I personally don’t have any rules or formulas when I collaborate with other artists. Sometimes it has happened spontaneously, like in the backstage of a music festival for example. You socialise with another artist and you realise that you have many things in common, so a music collaboration can start — it has happened! Or maybe just getting in touch with someone you would like to share a music adventure with, or vice versa… It’s all extremely spontaneous.
VII.) A lot of your music reflects roots in dub, where does that originate from?
Yes it does, I think it is for the hypnotic factor that dub music has in it, those repetitive basslines, those rhythm sections, those cyclical patterns of suspended echo flavours. But especially the emptiness in between notes. Yes, it is the importance that this type of music gives to the silence in between the notes, that is as important as the sound itself! I love sound and I love the silence in between. In my 12 years of classical piano training, my favourite and most intriguing part in the music score was exactly the silence, written in the music score of course, with the name of ‘Tacet’. I loved it, maybe one day I will call an album ‘Tacet’…. hmm, thanks for the inspiration, Krunk!
VIII.) Your music’s social conscience is something that really stands out, please tell us about some of the causes you feel strongly about. How can music be a tool for social change?
Music doesn’t have more value than other mediums of communication in increasing awareness or expanding minds, it does have an enormous power, though. It can filter through your skin without you even noticing it, differently from any forms of communication, where you need to pay attention to what you see or read. Music has a more subtle way to impact you: frequencies, vibrations, movements, our planet resonates constantly with other planets, stars and galaxies. All the universe is in constant vibrational mode!
The message within music doesn’t need to be necessarily ‘verbal’ (for example, a voice that tells you what to do etc.) but it is based on emotions. Most of the music pieces that influenced me, and humanity in general, are instrumental: one of my favourite composers is Erik Satie, who has never used vocals in his music compositions, Beethoven, Debussy, Mozart… they never had vocals in their pieces but the message came through! Music can hit you, can shake you, can transmit you an input, but the way you emotionally feel is unique, the way you ‘decode’ those sonic particles is absolutely individual. “One good thing about music, when it hits you, you feel no pain,” — Robert Nesta Marley

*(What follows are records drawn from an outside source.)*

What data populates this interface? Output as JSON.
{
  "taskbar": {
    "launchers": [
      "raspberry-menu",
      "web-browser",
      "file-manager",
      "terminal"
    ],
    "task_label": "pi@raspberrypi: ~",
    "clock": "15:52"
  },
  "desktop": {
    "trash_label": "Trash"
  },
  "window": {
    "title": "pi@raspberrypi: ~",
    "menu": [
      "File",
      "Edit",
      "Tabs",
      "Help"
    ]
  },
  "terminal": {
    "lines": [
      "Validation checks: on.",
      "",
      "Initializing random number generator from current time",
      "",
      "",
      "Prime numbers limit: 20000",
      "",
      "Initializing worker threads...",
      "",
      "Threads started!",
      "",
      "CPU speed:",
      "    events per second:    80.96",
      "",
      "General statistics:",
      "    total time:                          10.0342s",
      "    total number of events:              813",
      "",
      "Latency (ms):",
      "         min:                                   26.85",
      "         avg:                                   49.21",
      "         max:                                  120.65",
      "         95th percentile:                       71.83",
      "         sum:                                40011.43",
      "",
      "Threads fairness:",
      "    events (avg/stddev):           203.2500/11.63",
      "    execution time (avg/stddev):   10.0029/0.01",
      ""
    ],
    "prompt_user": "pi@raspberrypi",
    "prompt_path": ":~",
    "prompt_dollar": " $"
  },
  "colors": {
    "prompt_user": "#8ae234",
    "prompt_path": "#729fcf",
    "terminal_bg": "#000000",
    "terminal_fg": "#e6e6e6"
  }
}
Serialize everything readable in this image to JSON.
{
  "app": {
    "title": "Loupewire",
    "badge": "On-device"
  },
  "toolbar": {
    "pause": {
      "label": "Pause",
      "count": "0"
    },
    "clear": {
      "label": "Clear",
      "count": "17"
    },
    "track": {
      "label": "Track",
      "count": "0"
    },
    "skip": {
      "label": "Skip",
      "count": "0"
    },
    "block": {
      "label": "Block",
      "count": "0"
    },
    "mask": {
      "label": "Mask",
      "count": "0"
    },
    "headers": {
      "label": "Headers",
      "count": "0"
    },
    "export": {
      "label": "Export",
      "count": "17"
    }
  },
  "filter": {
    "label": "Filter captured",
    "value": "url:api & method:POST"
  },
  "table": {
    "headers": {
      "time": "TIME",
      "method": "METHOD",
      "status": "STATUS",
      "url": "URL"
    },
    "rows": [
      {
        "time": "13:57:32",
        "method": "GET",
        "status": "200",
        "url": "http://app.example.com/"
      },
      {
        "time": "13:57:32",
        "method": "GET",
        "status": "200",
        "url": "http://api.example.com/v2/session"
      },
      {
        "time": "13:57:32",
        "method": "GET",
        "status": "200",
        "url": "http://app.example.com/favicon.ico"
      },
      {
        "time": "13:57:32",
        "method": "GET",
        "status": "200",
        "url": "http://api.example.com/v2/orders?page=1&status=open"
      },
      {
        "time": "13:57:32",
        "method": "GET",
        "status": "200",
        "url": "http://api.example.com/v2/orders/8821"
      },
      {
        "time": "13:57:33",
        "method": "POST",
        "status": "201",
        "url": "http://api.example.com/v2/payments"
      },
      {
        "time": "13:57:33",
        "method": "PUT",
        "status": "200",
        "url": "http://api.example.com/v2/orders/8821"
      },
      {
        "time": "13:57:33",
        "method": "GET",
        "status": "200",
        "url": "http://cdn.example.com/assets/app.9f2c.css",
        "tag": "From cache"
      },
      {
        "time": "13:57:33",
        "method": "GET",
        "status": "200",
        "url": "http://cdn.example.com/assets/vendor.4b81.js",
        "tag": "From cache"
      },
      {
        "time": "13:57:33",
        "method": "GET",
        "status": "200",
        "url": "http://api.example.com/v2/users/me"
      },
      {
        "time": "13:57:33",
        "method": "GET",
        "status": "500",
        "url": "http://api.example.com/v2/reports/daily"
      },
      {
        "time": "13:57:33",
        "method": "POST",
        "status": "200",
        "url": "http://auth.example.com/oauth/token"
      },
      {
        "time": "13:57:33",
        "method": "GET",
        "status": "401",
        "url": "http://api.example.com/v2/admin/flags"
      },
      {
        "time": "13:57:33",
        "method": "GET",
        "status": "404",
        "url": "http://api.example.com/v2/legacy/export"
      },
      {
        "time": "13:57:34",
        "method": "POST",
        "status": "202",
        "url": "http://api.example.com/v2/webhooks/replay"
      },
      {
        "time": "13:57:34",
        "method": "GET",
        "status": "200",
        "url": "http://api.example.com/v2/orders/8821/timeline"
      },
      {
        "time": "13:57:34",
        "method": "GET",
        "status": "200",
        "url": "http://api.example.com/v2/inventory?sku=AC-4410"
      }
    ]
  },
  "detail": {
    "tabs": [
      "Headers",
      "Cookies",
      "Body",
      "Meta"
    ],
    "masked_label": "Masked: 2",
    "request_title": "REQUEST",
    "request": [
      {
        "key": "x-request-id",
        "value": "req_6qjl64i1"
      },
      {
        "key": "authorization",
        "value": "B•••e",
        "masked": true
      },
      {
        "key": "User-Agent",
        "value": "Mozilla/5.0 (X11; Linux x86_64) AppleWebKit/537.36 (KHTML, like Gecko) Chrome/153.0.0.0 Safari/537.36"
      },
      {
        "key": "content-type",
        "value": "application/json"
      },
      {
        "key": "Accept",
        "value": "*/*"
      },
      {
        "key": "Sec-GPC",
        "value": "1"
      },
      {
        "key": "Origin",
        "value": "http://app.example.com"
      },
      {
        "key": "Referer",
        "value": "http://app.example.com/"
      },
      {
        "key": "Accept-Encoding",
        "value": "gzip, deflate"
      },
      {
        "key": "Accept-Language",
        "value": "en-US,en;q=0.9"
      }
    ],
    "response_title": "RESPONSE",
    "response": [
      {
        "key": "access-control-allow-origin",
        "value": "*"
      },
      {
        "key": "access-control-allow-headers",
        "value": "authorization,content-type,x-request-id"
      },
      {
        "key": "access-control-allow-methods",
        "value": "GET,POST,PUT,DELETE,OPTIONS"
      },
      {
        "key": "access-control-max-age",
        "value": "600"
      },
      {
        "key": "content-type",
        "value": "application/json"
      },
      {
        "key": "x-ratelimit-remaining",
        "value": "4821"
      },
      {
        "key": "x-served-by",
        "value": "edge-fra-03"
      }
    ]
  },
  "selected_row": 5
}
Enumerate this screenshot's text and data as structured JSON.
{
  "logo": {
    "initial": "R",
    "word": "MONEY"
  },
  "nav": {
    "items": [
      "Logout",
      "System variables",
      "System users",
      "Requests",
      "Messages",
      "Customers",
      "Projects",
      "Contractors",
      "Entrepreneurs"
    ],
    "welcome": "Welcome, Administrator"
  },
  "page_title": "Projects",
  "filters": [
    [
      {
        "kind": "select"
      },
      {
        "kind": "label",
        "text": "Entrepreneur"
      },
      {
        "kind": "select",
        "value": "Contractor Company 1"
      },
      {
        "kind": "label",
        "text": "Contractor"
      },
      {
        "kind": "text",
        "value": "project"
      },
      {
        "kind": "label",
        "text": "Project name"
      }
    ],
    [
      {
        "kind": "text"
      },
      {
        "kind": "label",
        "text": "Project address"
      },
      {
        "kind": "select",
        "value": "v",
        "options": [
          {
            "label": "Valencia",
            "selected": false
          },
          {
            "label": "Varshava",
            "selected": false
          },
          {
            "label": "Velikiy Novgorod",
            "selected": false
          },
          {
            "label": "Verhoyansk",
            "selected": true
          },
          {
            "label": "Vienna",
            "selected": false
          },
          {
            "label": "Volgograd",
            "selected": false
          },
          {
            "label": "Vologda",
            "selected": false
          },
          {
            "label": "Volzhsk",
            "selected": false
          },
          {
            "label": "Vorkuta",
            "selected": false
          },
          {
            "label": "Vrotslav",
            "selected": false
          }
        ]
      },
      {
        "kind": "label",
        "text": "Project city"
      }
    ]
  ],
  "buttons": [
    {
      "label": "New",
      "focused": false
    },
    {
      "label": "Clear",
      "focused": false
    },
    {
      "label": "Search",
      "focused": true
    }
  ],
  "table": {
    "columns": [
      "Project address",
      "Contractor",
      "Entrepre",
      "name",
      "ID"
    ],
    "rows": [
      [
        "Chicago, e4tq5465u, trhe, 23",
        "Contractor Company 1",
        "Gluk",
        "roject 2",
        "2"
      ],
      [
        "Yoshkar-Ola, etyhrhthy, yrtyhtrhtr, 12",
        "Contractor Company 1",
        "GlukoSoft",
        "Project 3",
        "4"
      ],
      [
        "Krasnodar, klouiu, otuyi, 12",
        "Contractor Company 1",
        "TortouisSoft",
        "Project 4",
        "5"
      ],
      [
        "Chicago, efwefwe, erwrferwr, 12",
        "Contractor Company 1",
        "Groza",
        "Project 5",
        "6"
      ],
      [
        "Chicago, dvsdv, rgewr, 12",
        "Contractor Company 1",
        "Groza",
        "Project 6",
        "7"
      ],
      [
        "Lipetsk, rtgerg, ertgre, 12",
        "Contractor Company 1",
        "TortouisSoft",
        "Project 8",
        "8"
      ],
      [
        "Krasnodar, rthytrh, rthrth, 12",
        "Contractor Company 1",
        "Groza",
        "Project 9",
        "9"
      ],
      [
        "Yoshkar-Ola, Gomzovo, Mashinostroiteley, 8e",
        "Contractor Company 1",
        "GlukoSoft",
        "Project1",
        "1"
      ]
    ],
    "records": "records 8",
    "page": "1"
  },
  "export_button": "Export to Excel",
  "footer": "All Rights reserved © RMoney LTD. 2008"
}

IX.) Have you visited India before/are you familiar with the electronic music scene here? What can fans expect from Gaudi at Bass Camp?
This is my fourth tour in India in the last 5 years, and yes, I have played many times and in many cities of this beautiful country. I am familiar with the electronic music scene, I was so impressed the first time I discovered the fast-expanding electronic scene, very vibrant and very fresh!
I have worked with several artists in the scene, very inspiring. What can fans expect from me at Bass Camp? Well, I’d say… the unexpected!
X.) What’s in the cards for you next?
A good player never reveals his cards (laughs) Just stay tuned. ONE LOVE.